Wednesday, July 27, 2011

Tampa Headshots and Professional Portraits

I decided to launch a new website this week:  It's just a one page site but it's dedicated to professional headshots.

I don't do that many headshots, to be honest, and I have no interest in going after the actor/model market.  So why launch a new website just for headshots?  Because I have a theory...

I personally believe that your headshot... the image that you use to represent yourself professionally.. is one of the most important business tools you have.  I also think that people don't take it seriously enough.  Too many people still view their professional portrait as just some stuffy picture that they have done for the "company."

It's so much more.

It's your first impression.  It's who you are to hundreds of people on Facebook, Twitter, Linkedin, your company website, business cards, etc...  and yet so many people have old, stodgy, boring headshots.  I know, I see them everyday online.

It doesn't have to be that way.  You can have a great picture, a portrait, that represents you exactly the way you see yourself.  If you think that the initial image that people see when looking you up on facebook or Google isn't important, consider that the typical magazine spends 8-10 hours of work to get one picture for the cover.  One.  That's how important that first impression is..

I started thinking about it this week after doing a few headshot portraits.  My wife, Bobbi needed one for her website (Perfect Florida Beach Wedding) and my friend Eileen over at Diva with a Fork needed one too (it's for her new website so it's not online yet).  They were both very happy with the results and I think it's because I come from a wedding/portrait background so I tend to want to use outdoor locations and great lighting to get portraits that are relaxed but still "portraits," (if that makes sense).

To be honest, I don't know that it will attract any business at all since I have no plans to really market it.  But it makes me feel good to know that it's out there.  My own little line in the sand that says, "Don't settle for the ordinary!"  I'm funny that way.  :)

Monday, July 25, 2011

Once again, I'm proved wrong...

At last month's TAPPA meeting (Tampa Area Professional Photographers Association) I decided to test a theory of mine regarding the print competition.

You see, it's my belief that I'm just not the sort of photographer who wins contests.  Not that my work isn't good, it's just that I don't feel that my style is what the typical contest is looking for.  It seems like contest winners are always perfect composition, perfect light, etc (as they should be, I guess) and I've always believed that some of the best images can be candid and unique.

So, I grabbed the image of mine that more people mention than any other image I have ever shot:

... and I entered it in the monthly competition.  My point being:  Everyone loves this picture but that doesn't mean it can win.  It's too much like a snapshot, it's not artistic enough... "fancy"...

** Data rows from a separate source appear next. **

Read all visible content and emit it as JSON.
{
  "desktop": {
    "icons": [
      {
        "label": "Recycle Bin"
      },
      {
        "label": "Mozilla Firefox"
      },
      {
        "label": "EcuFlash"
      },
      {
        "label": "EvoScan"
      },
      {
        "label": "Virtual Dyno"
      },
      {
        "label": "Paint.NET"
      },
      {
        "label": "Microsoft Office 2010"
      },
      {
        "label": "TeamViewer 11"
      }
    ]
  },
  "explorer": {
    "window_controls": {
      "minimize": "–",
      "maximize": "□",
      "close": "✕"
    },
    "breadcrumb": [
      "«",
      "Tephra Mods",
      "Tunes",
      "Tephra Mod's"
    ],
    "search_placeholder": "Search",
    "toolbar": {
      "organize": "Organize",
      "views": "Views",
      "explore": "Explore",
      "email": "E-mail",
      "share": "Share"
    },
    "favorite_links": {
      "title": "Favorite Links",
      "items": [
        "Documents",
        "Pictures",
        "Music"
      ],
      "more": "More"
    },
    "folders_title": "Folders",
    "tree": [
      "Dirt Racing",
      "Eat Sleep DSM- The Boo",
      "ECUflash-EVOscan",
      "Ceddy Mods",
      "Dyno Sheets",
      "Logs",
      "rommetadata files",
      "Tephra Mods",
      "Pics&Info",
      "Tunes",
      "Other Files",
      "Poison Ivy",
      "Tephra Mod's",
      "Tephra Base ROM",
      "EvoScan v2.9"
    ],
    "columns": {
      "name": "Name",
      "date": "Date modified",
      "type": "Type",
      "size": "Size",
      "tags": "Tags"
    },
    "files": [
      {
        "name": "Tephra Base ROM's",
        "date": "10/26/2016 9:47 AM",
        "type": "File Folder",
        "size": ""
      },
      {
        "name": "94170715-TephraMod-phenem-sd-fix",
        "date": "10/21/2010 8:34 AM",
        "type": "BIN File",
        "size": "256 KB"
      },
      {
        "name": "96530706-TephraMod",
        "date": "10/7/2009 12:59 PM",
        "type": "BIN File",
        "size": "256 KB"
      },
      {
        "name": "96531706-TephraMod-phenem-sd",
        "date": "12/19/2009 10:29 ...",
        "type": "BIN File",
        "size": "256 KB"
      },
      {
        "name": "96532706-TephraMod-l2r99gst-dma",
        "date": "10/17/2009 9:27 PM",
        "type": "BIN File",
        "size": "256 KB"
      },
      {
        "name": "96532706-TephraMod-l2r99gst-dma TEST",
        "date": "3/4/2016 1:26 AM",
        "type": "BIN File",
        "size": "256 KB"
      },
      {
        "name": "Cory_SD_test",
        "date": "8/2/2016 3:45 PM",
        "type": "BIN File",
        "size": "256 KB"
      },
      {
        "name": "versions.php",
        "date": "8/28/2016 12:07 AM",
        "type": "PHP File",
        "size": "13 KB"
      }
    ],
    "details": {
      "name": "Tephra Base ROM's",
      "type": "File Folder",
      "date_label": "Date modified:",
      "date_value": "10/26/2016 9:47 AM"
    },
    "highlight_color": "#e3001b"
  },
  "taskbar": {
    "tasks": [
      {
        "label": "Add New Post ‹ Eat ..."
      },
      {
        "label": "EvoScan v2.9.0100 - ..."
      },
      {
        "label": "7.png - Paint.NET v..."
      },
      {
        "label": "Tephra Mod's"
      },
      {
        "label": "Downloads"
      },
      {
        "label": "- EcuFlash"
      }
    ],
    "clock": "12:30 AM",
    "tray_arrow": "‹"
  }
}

Well, you probably guessed where this is going.  It won 1st place in the "Event" category.

Now, I don't know what to think.  I'm still not convinced that it could be a merited print.  Merited prints are picked by certified judges and those guys are tough.  I'm going to make it a point to ask some of the other photographers what they think.  I love this image and I think that it's a fine example of my work but that doesn't mean that it fits into the "mold" of a merited print.

I also entered a print in the "portrait" category and won 2nd place:

I'm a little more leery of "Portrait" than "Event" because there are always more entries in that category.  Plus, you are competing against photographers who shoot primarily portraits and often in-studio.  Portraits are what they do best so they produce some incredible work.  I was very happy to place in the category.

I guess this all goes to show that despite what I think, anything can happen.  :)

Tuesday, July 5, 2011

Taking pictures of fireworks

In my classes, I always get a big reaction when I show a picture of fireworks.  To a new photographer, it seems like an incredible feat to take a picture that freezes the action like that but by the end of my class they know that it's really quite easy.  All you need is a tripod and a slow shutter speed.

This year I decided to take an updated version of my fireworks shot.  I didn't want to really "stage" it because I didn't want to distract my kids from enjoying the show.  I also didn't want to use much equipment because we were going to be at a friend's house and I didn't want to carry it (Nor did I want to set it all up in the middle of a party.)  So, the task became, "How do I get a cool shot with a minimal amount of equipment?"